I think it is fair to say, not only with reference to this film, that, in our variously and multifariously ‘hype-rich’ world, Rick van der Linden is, to put it with perhaps unfashionable simplicity, concerned about truth and beauty; perhaps it is not inaccurate even to add, more about the beauty of truth, than ‘beauty’ in any more limitedly ‘aesthetic’ sense. (This is not, for better or worse, the place to embark on attempting wider or deeper remarks on that concern for ‘truth’.)
But, one could as readily say, if anything characterizes Rick, it is playfulness: earnest playfulness, yes, but all sorts of playfulness, in fact. Playfulness with conventions, playfulness with (so to put it) the conventions of unconventionality, with images, and ‘image’, ideas, and ideals, with ec- and with (if the word exists, in the sense suggested here) ‘centricity’, playfulness with flamboyance, extravagance, exuberance (to play, myself, on that prepositional phrase). But, what dangers of ‘hype’ lurk (for example, in particular) here?

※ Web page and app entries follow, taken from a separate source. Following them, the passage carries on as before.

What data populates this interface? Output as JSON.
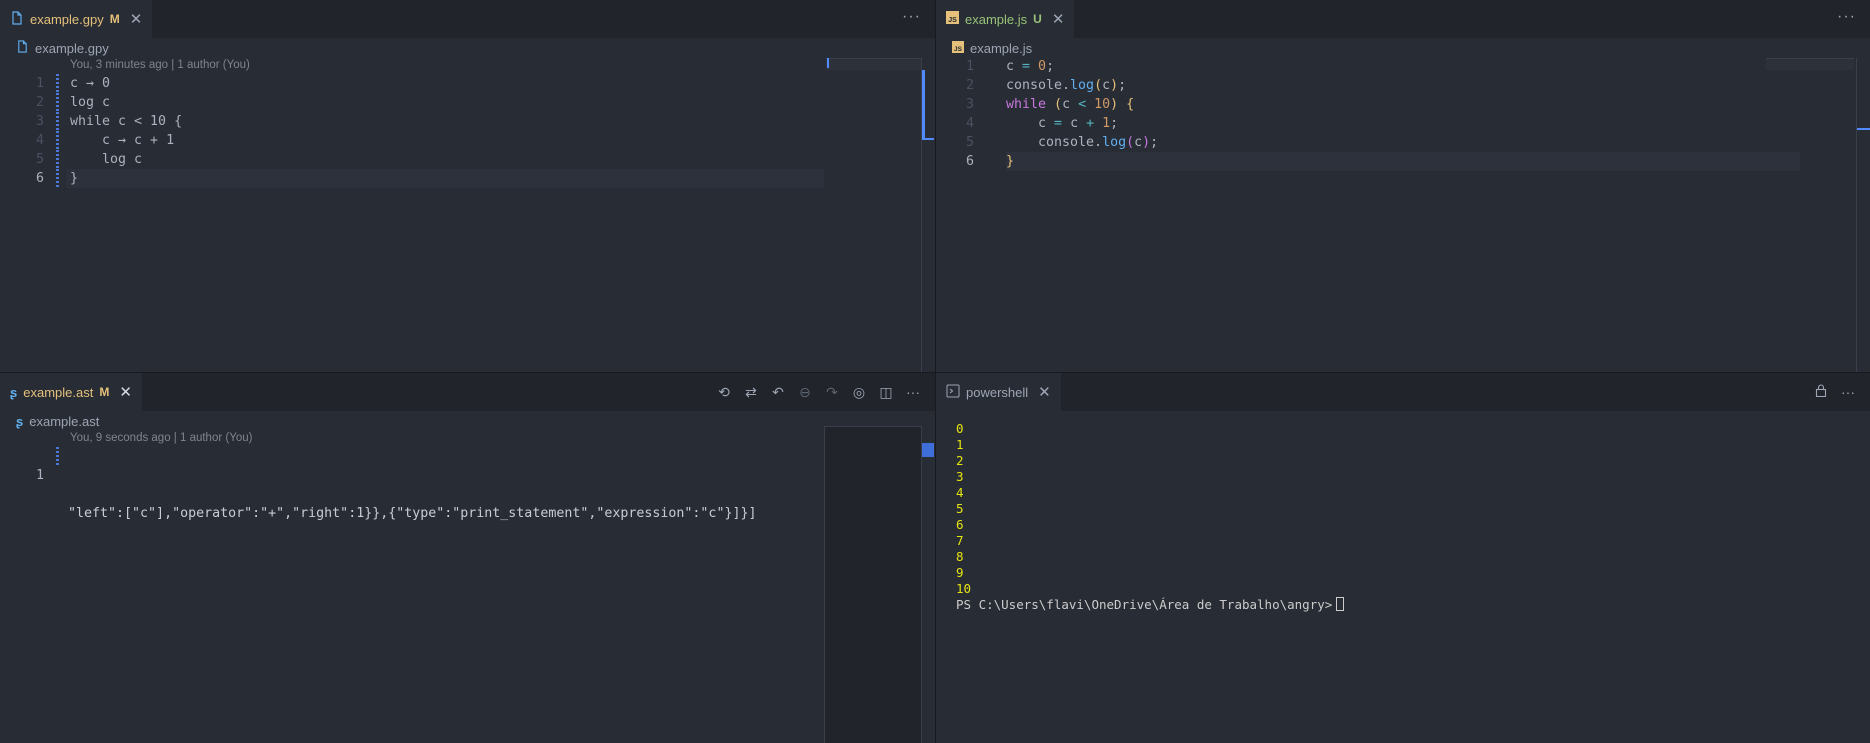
{
  "editors": {
    "top_left": {
      "tab": {
        "name": "example.gpy",
        "badge": "M",
        "color": "#e5c07b"
      },
      "breadcrumb": "example.gpy",
      "blame": "You, 3 minutes ago | 1 author (You)",
      "lines": [
        "c → 0",
        "log c",
        "while c < 10 {",
        "    c → c + 1",
        "    log c",
        "}"
      ],
      "line_numbers": [
        "1",
        "2",
        "3",
        "4",
        "5",
        "6"
      ]
    },
    "top_right": {
      "tab": {
        "name": "example.js",
        "badge": "U",
        "color": "#98c379"
      },
      "breadcrumb": "example.js",
      "line_numbers": [
        "1",
        "2",
        "3",
        "4",
        "5",
        "6"
      ]
    },
    "bottom_left": {
      "tab": {
        "name": "example.ast",
        "badge": "M",
        "color": "#e5c07b"
      },
      "breadcrumb": "example.ast",
      "blame": "You, 9 seconds ago | 1 author (You)",
      "line_number": "1",
      "line": "\"left\":[\"c\"],\"operator\":\"+\",\"right\":1}},{\"type\":\"print_statement\",\"expression\":\"c\"}]}]"
    }
  },
  "terminal": {
    "tab_name": "powershell",
    "output": [
      "0",
      "1",
      "2",
      "3",
      "4",
      "5",
      "6",
      "7",
      "8",
      "9",
      "10"
    ],
    "prompt": "PS C:\\Users\\flavi\\OneDrive\\Área de Trabalho\\angry>"
  },
  "icons": {
    "more": "more-actions-icon",
    "close": "close-icon",
    "file": "file-icon",
    "lock": "lock-icon"
  }
}
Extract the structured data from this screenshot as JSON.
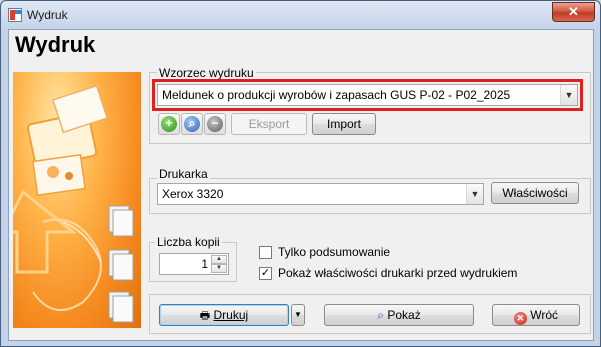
{
  "window": {
    "title": "Wydruk",
    "close_label": "✕"
  },
  "page": {
    "title": "Wydruk"
  },
  "template_section": {
    "label": "Wzorzec wydruku",
    "selected": "Meldunek o produkcji wyrobów i  zapasach GUS P-02  -  P02_2025",
    "toolbar": {
      "add_icon": "plus-icon",
      "preview_icon": "magnifier-icon",
      "remove_icon": "minus-icon",
      "export_label": "Eksport",
      "import_label": "Import"
    }
  },
  "printer_section": {
    "label": "Drukarka",
    "selected": "Xerox 3320",
    "properties_label": "Właściwości"
  },
  "copies_section": {
    "label": "Liczba kopii",
    "value": "1"
  },
  "options": [
    {
      "label": "Tylko podsumowanie",
      "checked": false
    },
    {
      "label": "Pokaż właściwości drukarki przed wydrukiem",
      "checked": true
    }
  ],
  "actions": {
    "print_label": "Drukuj",
    "preview_label": "Pokaż",
    "back_label": "Wróć"
  },
  "colors": {
    "accent_red": "#e02020",
    "art_orange": "#f58a1f",
    "title_bar": "#c4d3e8"
  }
}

Alas, that the Dutchless viewer will have eyes but no word-sharp ears to go by, in pondering finely possible answers to that question – not that all depends upon its outcome; far from it; yet it is one that hovers, and properly enough, in our atmosphere generally, even when not pointed by a title.
To what extent can such viewers have a sense (or test my judgement) of how (so to put it) ‘journalistically’ well the filmmaker, Gert Jan Breukelaar has worked, here: for example, neither hiding, nor, in any of various possible senses, exploiting, vulnerability? Not ‘hyping’, not ‘scoring off’, but skillfully portraying – with a fine seasoning of a kind of friendly teasing. (The film was made on Rick van der Linden’s behalf – something clear enough from the text of the opening – but ,as I understand, with the way it was made, the filmmaking itself – ‘journalistic’, scripting, and editorial choices, and so on – being left to the discernment, artistry, and judgement of the filmmaker. I fear I am not expert enough to say confidently how far this does or does not fit the description, ‘documercial’, but I find the ‘docu’ of it impressive.)